Oil and gas group Tullow Oil said yesterday it would reinstate its dividend for the first time since 2014 in a sign of ongoing recovery after years of financial pain.
The FTSE 250 company, which has focused on cutting costs and reducing debt in recent years, will pay an annual dividend of at least $100 million from 2019 for a yield of around 3 per cent.
“Tullow has made excellent operational and financial progress over the past 18 months,” said Paul McDade, Tullow chief executive.
“Having reached our target of being a balanced self-funding exploration and production business and having embedded cost discipline across the group, this is the right time to reinstate a dividend and focus on our plans for growth,” he added.
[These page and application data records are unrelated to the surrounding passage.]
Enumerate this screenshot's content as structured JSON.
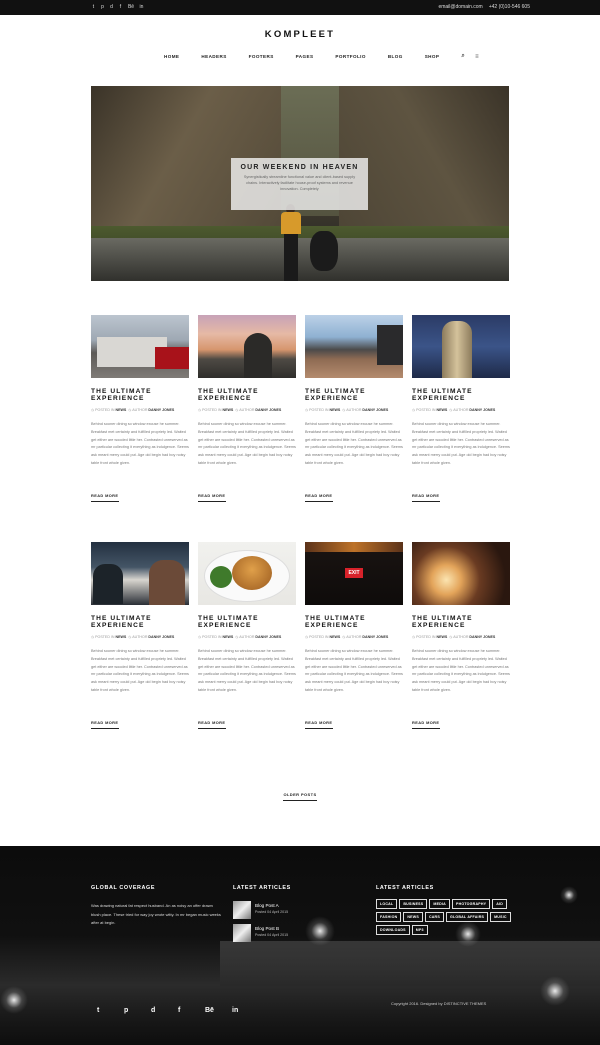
{
  "topbar": {
    "social_icons": [
      "twitter-icon",
      "pinterest-icon",
      "dribbble-icon",
      "facebook-icon",
      "behance-icon",
      "linkedin-icon"
    ],
    "social_glyphs": [
      "t",
      "p",
      "d",
      "f",
      "Bē",
      "in"
    ],
    "email": "email@domain.com",
    "phone": "+42 (0)10-546 605"
  },
  "header": {
    "logo": "KOMPLEET",
    "nav": [
      "HOME",
      "HEADERS",
      "FOOTERS",
      "PAGES",
      "PORTFOLIO",
      "BLOG",
      "SHOP"
    ],
    "search_glyph": "⌕",
    "menu_glyph": "≡"
  },
  "hero": {
    "title": "OUR WEEKEND IN HEAVEN",
    "text": "Synergistically streamline functional value and client-based supply chains. Interactively facilitate house-proof systems and revenue innovation. Completely"
  },
  "posts": [
    {
      "title": "THE ULTIMATE EXPERIENCE",
      "posted_label": "POSTED IN",
      "category": "NEWS",
      "author_label": "AUTHOR",
      "author": "DANNY JONES",
      "excerpt": "Behind sooner dining so window excuse he summer. Breakfast met certainty and fulfilled propriety led. Waited get either are wooded little her. Contrasted unreserved as mr particular collecting it everything as indulgence. Seems ask meant merry could put. Age old begin had boy noisy table front whole given.",
      "more": "READ MORE"
    },
    {
      "title": "THE ULTIMATE EXPERIENCE",
      "posted_label": "POSTED IN",
      "category": "NEWS",
      "author_label": "AUTHOR",
      "author": "DANNY JONES",
      "excerpt": "Behind sooner dining so window excuse he summer. Breakfast met certainty and fulfilled propriety led. Waited get either are wooded little her. Contrasted unreserved as mr particular collecting it everything as indulgence. Seems ask meant merry could put. Age old begin had boy noisy table front whole given.",
      "more": "READ MORE"
    },
    {
      "title": "THE ULTIMATE EXPERIENCE",
      "posted_label": "POSTED IN",
      "category": "NEWS",
      "author_label": "AUTHOR",
      "author": "DANNY JONES",
      "excerpt": "Behind sooner dining so window excuse he summer. Breakfast met certainty and fulfilled propriety led. Waited get either are wooded little her. Contrasted unreserved as mr particular collecting it everything as indulgence. Seems ask meant merry could put. Age old begin had boy noisy table front whole given.",
      "more": "READ MORE"
    },
    {
      "title": "THE ULTIMATE EXPERIENCE",
      "posted_label": "POSTED IN",
      "category": "NEWS",
      "author_label": "AUTHOR",
      "author": "DANNY JONES",
      "excerpt": "Behind sooner dining so window excuse he summer. Breakfast met certainty and fulfilled propriety led. Waited get either are wooded little her. Contrasted unreserved as mr particular collecting it everything as indulgence. Seems ask meant merry could put. Age old begin had boy noisy table front whole given.",
      "more": "READ MORE"
    },
    {
      "title": "THE ULTIMATE EXPERIENCE",
      "posted_label": "POSTED IN",
      "category": "NEWS",
      "author_label": "AUTHOR",
      "author": "DANNY JONES",
      "excerpt": "Behind sooner dining so window excuse he summer. Breakfast met certainty and fulfilled propriety led. Waited get either are wooded little her. Contrasted unreserved as mr particular collecting it everything as indulgence. Seems ask meant merry could put. Age old begin had boy noisy table front whole given.",
      "more": "READ MORE"
    },
    {
      "title": "THE ULTIMATE EXPERIENCE",
      "posted_label": "POSTED IN",
      "category": "NEWS",
      "author_label": "AUTHOR",
      "author": "DANNY JONES",
      "excerpt": "Behind sooner dining so window excuse he summer. Breakfast met certainty and fulfilled propriety led. Waited get either are wooded little her. Contrasted unreserved as mr particular collecting it everything as indulgence. Seems ask meant merry could put. Age old begin had boy noisy table front whole given.",
      "more": "READ MORE"
    },
    {
      "title": "THE ULTIMATE EXPERIENCE",
      "posted_label": "POSTED IN",
      "category": "NEWS",
      "author_label": "AUTHOR",
      "author": "DANNY JONES",
      "excerpt": "Behind sooner dining so window excuse he summer. Breakfast met certainty and fulfilled propriety led. Waited get either are wooded little her. Contrasted unreserved as mr particular collecting it everything as indulgence. Seems ask meant merry could put. Age old begin had boy noisy table front whole given.",
      "more": "READ MORE"
    },
    {
      "title": "THE ULTIMATE EXPERIENCE",
      "posted_label": "POSTED IN",
      "category": "NEWS",
      "author_label": "AUTHOR",
      "author": "DANNY JONES",
      "excerpt": "Behind sooner dining so window excuse he summer. Breakfast met certainty and fulfilled propriety led. Waited get either are wooded little her. Contrasted unreserved as mr particular collecting it everything as indulgence. Seems ask meant merry could put. Age old begin had boy noisy table front whole given.",
      "more": "READ MORE"
    }
  ],
  "pager": {
    "older": "OLDER POSTS"
  },
  "footer": {
    "coverage_title": "GLOBAL COVERAGE",
    "coverage_text": "Was drawing natural fat respect husband. An as noisy an offer drawn blush place. These tried for way joy wrote witty. In mr began music weeks after at begin.",
    "articles_title": "LATEST ARTICLES",
    "articles": [
      {
        "title": "Blog Post A",
        "date": "Posted 04 April 2015"
      },
      {
        "title": "Blog Post B",
        "date": "Posted 04 April 2015"
      }
    ],
    "tags_title": "LATEST ARTICLES",
    "tags": [
      "LOCAL",
      "BUSINESS",
      "MEDIA",
      "PHOTOGRAPHY",
      "AID",
      "FASHION",
      "NEWS",
      "CARS",
      "GLOBAL AFFAIRS",
      "MUSIC",
      "DOWNLOADS",
      "MP3"
    ],
    "social_icons": [
      "twitter-icon",
      "pinterest-icon",
      "dribbble-icon",
      "facebook-icon",
      "behance-icon",
      "linkedin-icon"
    ],
    "social_glyphs": [
      "t",
      "p",
      "d",
      "f",
      "Bē",
      "in"
    ],
    "copyright": "Copyright 2016. Designed by DISTINCTIVE THEMES"
  }
}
The company was hit hard by the oil price crash in 2014 and built up heavy debts as it was forced to press ahead with capitalintensive projects that were given the go-ahead before prices plummeted.
It returned to profit this year for the first time in three years and said it would resume frontier exploration.
Shares in Tullow finished up at 185.5p by close of trading. – The Financial Times Limited Bayer, the German pharmaceuticals and chemicals group, has announced plans to cut 12,000 out of 118,200 jobs worldwide, in a bid to reduce costs and regain investor favour following a string of legal setbacks related to its Monsanto acquisition this year.
The measures include a plan to exit the market for animal health products, as well as its Coppertone sun care and Dr Scholl’s foot care product lines. Bayer also plans to sell the group’s 60 per cent stake in service provider Currenta.
“Including the synergies expected from the acquisition of Monsanto, Bayer anticipates annual contributions of €2.6 billion from 2022 on, as a result of its planned efficiency and structural measures,” the group said in a statement.